Ayano Tsuji, Playing a Delicate Instrument

  • Playlist
  • Download
  • Embed
    Embed <iframe src="http://www.npr.org/player/embed/5166363/5166397" width="100%" height="290" frameborder="0" scrolling="no">
  • Transcript
Ayano Tsuji poses with her ukulele.

Ayano Tsuji and her ukulele. hide caption

itoggle caption

The Japanese music industry, dominated by J-pop and girl rock, can be fairly stifling. But there are alternatives, and one of them is a singer, songwriter and ukulele player named Ayano Tsuji. In high school, she loved folk music, but found her hands were too small to play guitar. So she turned to the ukulele.

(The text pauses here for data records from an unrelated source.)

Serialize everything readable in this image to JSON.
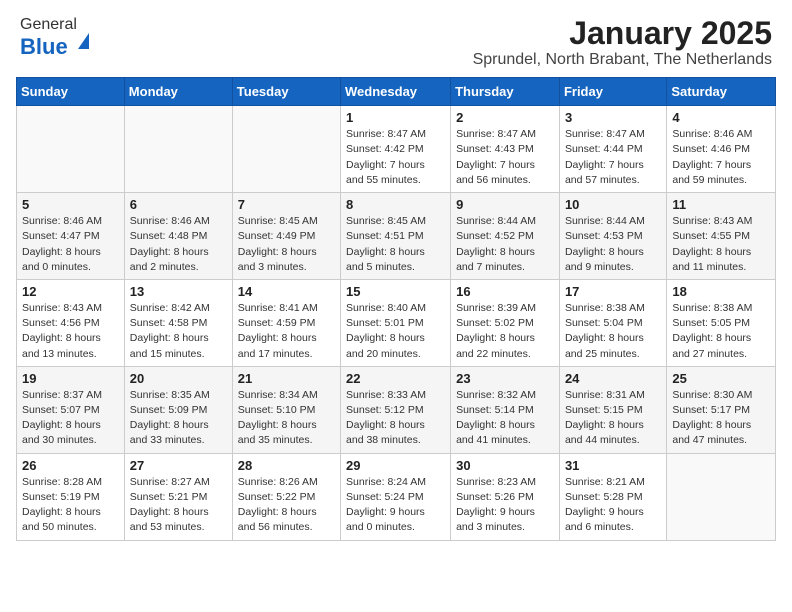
{
  "header": {
    "logo_general": "General",
    "logo_blue": "Blue",
    "title": "January 2025",
    "subtitle": "Sprundel, North Brabant, The Netherlands"
  },
  "calendar": {
    "days_of_week": [
      "Sunday",
      "Monday",
      "Tuesday",
      "Wednesday",
      "Thursday",
      "Friday",
      "Saturday"
    ],
    "weeks": [
      {
        "cells": [
          {
            "day": "",
            "info": ""
          },
          {
            "day": "",
            "info": ""
          },
          {
            "day": "",
            "info": ""
          },
          {
            "day": "1",
            "info": "Sunrise: 8:47 AM\nSunset: 4:42 PM\nDaylight: 7 hours\nand 55 minutes."
          },
          {
            "day": "2",
            "info": "Sunrise: 8:47 AM\nSunset: 4:43 PM\nDaylight: 7 hours\nand 56 minutes."
          },
          {
            "day": "3",
            "info": "Sunrise: 8:47 AM\nSunset: 4:44 PM\nDaylight: 7 hours\nand 57 minutes."
          },
          {
            "day": "4",
            "info": "Sunrise: 8:46 AM\nSunset: 4:46 PM\nDaylight: 7 hours\nand 59 minutes."
          }
        ]
      },
      {
        "cells": [
          {
            "day": "5",
            "info": "Sunrise: 8:46 AM\nSunset: 4:47 PM\nDaylight: 8 hours\nand 0 minutes."
          },
          {
            "day": "6",
            "info": "Sunrise: 8:46 AM\nSunset: 4:48 PM\nDaylight: 8 hours\nand 2 minutes."
          },
          {
            "day": "7",
            "info": "Sunrise: 8:45 AM\nSunset: 4:49 PM\nDaylight: 8 hours\nand 3 minutes."
          },
          {
            "day": "8",
            "info": "Sunrise: 8:45 AM\nSunset: 4:51 PM\nDaylight: 8 hours\nand 5 minutes."
          },
          {
            "day": "9",
            "info": "Sunrise: 8:44 AM\nSunset: 4:52 PM\nDaylight: 8 hours\nand 7 minutes."
          },
          {
            "day": "10",
            "info": "Sunrise: 8:44 AM\nSunset: 4:53 PM\nDaylight: 8 hours\nand 9 minutes."
          },
          {
            "day": "11",
            "info": "Sunrise: 8:43 AM\nSunset: 4:55 PM\nDaylight: 8 hours\nand 11 minutes."
          }
        ]
      },
      {
        "cells": [
          {
            "day": "12",
            "info": "Sunrise: 8:43 AM\nSunset: 4:56 PM\nDaylight: 8 hours\nand 13 minutes."
          },
          {
            "day": "13",
            "info": "Sunrise: 8:42 AM\nSunset: 4:58 PM\nDaylight: 8 hours\nand 15 minutes."
          },
          {
            "day": "14",
            "info": "Sunrise: 8:41 AM\nSunset: 4:59 PM\nDaylight: 8 hours\nand 17 minutes."
          },
          {
            "day": "15",
            "info": "Sunrise: 8:40 AM\nSunset: 5:01 PM\nDaylight: 8 hours\nand 20 minutes."
          },
          {
            "day": "16",
            "info": "Sunrise: 8:39 AM\nSunset: 5:02 PM\nDaylight: 8 hours\nand 22 minutes."
          },
          {
            "day": "17",
            "info": "Sunrise: 8:38 AM\nSunset: 5:04 PM\nDaylight: 8 hours\nand 25 minutes."
          },
          {
            "day": "18",
            "info": "Sunrise: 8:38 AM\nSunset: 5:05 PM\nDaylight: 8 hours\nand 27 minutes."
          }
        ]
      },
      {
        "cells": [
          {
            "day": "19",
            "info": "Sunrise: 8:37 AM\nSunset: 5:07 PM\nDaylight: 8 hours\nand 30 minutes."
          },
          {
            "day": "20",
            "info": "Sunrise: 8:35 AM\nSunset: 5:09 PM\nDaylight: 8 hours\nand 33 minutes."
          },
          {
            "day": "21",
            "info": "Sunrise: 8:34 AM\nSunset: 5:10 PM\nDaylight: 8 hours\nand 35 minutes."
          },
          {
            "day": "22",
            "info": "Sunrise: 8:33 AM\nSunset: 5:12 PM\nDaylight: 8 hours\nand 38 minutes."
          },
          {
            "day": "23",
            "info": "Sunrise: 8:32 AM\nSunset: 5:14 PM\nDaylight: 8 hours\nand 41 minutes."
          },
          {
            "day": "24",
            "info": "Sunrise: 8:31 AM\nSunset: 5:15 PM\nDaylight: 8 hours\nand 44 minutes."
          },
          {
            "day": "25",
            "info": "Sunrise: 8:30 AM\nSunset: 5:17 PM\nDaylight: 8 hours\nand 47 minutes."
          }
        ]
      },
      {
        "cells": [
          {
            "day": "26",
            "info": "Sunrise: 8:28 AM\nSunset: 5:19 PM\nDaylight: 8 hours\nand 50 minutes."
          },
          {
            "day": "27",
            "info": "Sunrise: 8:27 AM\nSunset: 5:21 PM\nDaylight: 8 hours\nand 53 minutes."
          },
          {
            "day": "28",
            "info": "Sunrise: 8:26 AM\nSunset: 5:22 PM\nDaylight: 8 hours\nand 56 minutes."
          },
          {
            "day": "29",
            "info": "Sunrise: 8:24 AM\nSunset: 5:24 PM\nDaylight: 9 hours\nand 0 minutes."
          },
          {
            "day": "30",
            "info": "Sunrise: 8:23 AM\nSunset: 5:26 PM\nDaylight: 9 hours\nand 3 minutes."
          },
          {
            "day": "31",
            "info": "Sunrise: 8:21 AM\nSunset: 5:28 PM\nDaylight: 9 hours\nand 6 minutes."
          },
          {
            "day": "",
            "info": ""
          }
        ]
      }
    ]
  }
}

Producer Robert Rand has a profile of a young artist who is bucking many trends, from her choice of instrument to her insistence on keeping Americanisms and Western influences out of her lyrics.

"If my songs were a motion picture, they would not be an action film," she says. "They would be a slow, typical love story, in which there is some happiness, and much pain. This reflects everyday life, and that's what I want."

Comments

 

Please keep your community civil. All comments must follow the NPR.org Community rules and Terms of Use. NPR reserves the right to use the comments we receive, in whole or in part, and to use the commenter's name and location, in any medium. See also the Terms of Use, Privacy Policy and Community FAQ.